WHAT IS EXPECTED:
Looking at the entries below, how many lines include the word "background"? Answer with the number alone.

[Opening RECORDED INFORMATION section]

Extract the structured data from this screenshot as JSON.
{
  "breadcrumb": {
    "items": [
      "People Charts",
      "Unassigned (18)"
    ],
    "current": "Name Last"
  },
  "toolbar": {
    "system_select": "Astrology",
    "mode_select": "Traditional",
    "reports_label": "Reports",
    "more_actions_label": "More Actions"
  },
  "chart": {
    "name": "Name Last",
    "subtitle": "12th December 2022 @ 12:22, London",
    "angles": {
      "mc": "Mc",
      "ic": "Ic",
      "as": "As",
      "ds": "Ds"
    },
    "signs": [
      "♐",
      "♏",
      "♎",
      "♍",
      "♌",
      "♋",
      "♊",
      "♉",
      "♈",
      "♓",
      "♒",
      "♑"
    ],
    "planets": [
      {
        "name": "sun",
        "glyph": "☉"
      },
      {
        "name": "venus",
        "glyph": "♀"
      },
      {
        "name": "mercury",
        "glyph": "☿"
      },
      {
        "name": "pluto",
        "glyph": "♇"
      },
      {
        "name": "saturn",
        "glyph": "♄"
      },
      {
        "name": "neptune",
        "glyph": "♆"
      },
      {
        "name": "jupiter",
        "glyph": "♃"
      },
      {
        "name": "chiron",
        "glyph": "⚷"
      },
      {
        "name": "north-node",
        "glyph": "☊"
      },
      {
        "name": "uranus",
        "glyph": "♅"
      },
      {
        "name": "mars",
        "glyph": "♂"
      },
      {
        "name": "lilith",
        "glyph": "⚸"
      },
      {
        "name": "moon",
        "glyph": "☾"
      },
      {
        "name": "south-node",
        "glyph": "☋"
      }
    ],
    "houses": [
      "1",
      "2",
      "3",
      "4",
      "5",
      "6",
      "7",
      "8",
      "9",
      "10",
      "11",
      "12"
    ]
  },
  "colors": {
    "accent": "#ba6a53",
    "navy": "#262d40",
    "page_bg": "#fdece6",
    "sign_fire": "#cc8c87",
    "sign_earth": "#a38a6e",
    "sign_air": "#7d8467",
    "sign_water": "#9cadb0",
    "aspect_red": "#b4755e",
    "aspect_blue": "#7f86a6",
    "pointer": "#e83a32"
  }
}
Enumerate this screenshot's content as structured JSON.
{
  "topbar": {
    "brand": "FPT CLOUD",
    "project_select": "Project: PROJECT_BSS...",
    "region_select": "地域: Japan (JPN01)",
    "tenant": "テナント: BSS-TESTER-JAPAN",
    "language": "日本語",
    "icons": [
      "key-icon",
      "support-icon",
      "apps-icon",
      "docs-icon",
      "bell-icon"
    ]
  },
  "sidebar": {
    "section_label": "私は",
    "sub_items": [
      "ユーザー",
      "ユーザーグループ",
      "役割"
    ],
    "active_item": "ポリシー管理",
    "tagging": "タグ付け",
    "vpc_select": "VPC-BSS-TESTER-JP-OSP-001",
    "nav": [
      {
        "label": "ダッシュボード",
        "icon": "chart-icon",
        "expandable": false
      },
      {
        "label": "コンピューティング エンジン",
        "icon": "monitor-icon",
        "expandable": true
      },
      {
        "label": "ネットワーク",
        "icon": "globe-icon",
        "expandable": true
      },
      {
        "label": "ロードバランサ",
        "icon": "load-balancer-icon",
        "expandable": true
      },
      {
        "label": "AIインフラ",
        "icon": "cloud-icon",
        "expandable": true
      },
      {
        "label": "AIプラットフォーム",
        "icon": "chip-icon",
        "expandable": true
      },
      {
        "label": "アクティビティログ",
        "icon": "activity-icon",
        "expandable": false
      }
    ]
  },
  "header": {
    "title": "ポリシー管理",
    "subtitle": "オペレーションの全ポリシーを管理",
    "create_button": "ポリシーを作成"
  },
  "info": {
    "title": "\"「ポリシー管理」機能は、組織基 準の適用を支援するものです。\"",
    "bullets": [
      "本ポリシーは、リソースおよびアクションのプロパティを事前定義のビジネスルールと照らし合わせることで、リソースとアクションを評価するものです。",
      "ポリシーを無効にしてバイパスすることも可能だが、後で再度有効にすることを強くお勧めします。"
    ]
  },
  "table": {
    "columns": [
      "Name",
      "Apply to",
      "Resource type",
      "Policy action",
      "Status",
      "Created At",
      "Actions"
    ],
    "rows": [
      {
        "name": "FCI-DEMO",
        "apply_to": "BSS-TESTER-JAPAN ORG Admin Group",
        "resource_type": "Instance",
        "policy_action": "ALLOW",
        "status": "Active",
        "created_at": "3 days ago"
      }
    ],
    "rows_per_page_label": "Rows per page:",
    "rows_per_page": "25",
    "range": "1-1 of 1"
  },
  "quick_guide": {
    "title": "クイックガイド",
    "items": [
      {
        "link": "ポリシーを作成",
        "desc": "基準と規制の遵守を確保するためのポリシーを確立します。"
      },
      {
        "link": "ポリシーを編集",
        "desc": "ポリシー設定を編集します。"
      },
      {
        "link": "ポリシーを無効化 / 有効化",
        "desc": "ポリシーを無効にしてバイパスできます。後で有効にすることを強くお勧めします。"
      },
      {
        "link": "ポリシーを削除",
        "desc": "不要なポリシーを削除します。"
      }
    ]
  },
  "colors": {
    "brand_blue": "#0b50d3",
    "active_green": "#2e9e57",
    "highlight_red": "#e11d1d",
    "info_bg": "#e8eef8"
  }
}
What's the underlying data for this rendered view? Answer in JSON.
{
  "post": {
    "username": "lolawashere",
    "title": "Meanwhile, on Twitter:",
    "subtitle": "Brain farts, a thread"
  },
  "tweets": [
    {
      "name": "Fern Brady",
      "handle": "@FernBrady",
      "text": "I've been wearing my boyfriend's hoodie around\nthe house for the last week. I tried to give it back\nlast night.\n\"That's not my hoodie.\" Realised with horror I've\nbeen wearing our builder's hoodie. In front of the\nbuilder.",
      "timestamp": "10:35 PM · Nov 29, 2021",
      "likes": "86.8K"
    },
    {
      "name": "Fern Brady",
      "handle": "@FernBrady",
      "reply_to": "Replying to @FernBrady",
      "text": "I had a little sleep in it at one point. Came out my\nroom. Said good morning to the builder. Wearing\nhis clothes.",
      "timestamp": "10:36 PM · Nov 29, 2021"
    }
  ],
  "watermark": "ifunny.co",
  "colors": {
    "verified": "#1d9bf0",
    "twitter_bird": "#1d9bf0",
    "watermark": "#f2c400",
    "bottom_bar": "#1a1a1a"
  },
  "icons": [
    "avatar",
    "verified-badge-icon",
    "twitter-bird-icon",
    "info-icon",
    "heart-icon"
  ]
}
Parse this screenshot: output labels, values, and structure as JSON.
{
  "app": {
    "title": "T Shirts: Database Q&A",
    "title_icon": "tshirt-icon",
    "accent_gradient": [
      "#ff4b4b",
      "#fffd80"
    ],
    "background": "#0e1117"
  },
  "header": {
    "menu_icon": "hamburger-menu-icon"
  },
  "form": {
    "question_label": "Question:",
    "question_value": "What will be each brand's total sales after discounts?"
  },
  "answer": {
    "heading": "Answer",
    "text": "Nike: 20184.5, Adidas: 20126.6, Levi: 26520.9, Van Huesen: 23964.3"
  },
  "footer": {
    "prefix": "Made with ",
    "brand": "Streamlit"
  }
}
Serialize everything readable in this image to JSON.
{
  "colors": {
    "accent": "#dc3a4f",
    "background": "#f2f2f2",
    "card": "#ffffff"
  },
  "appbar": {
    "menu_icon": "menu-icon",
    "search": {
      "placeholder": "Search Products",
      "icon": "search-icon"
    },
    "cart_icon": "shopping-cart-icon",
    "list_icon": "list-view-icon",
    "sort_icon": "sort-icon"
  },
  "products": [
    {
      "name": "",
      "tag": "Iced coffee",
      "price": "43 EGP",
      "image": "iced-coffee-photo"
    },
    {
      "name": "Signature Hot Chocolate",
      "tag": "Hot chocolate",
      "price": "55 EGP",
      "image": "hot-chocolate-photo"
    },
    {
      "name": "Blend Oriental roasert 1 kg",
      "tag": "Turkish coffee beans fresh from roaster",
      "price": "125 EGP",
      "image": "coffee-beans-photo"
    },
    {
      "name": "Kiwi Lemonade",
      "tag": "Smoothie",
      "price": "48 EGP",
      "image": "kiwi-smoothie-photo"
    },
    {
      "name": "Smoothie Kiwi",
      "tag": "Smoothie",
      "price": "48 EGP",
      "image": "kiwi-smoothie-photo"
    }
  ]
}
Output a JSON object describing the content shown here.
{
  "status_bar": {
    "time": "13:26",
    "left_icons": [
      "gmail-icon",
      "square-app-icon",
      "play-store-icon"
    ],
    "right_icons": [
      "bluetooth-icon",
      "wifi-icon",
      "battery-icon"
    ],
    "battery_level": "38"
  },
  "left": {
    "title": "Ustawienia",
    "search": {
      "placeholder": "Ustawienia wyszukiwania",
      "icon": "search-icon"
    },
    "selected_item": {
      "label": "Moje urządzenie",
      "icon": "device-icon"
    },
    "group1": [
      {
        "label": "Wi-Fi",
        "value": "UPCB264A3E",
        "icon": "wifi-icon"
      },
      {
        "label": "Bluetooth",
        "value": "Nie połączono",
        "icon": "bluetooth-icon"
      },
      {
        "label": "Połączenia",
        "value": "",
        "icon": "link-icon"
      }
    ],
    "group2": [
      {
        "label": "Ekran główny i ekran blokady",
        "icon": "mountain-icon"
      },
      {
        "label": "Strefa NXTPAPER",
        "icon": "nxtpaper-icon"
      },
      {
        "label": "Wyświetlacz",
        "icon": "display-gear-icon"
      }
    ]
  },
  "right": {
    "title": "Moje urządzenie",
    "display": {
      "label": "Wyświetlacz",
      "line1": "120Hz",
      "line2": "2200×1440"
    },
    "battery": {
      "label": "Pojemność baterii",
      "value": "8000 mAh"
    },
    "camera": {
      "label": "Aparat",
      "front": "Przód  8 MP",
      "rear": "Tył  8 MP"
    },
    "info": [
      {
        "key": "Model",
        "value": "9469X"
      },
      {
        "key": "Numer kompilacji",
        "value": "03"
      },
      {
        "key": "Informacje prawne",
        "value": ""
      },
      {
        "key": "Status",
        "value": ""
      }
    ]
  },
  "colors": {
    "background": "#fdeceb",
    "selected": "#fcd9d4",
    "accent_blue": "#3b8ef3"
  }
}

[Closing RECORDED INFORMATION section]

TASK ANSWER:
3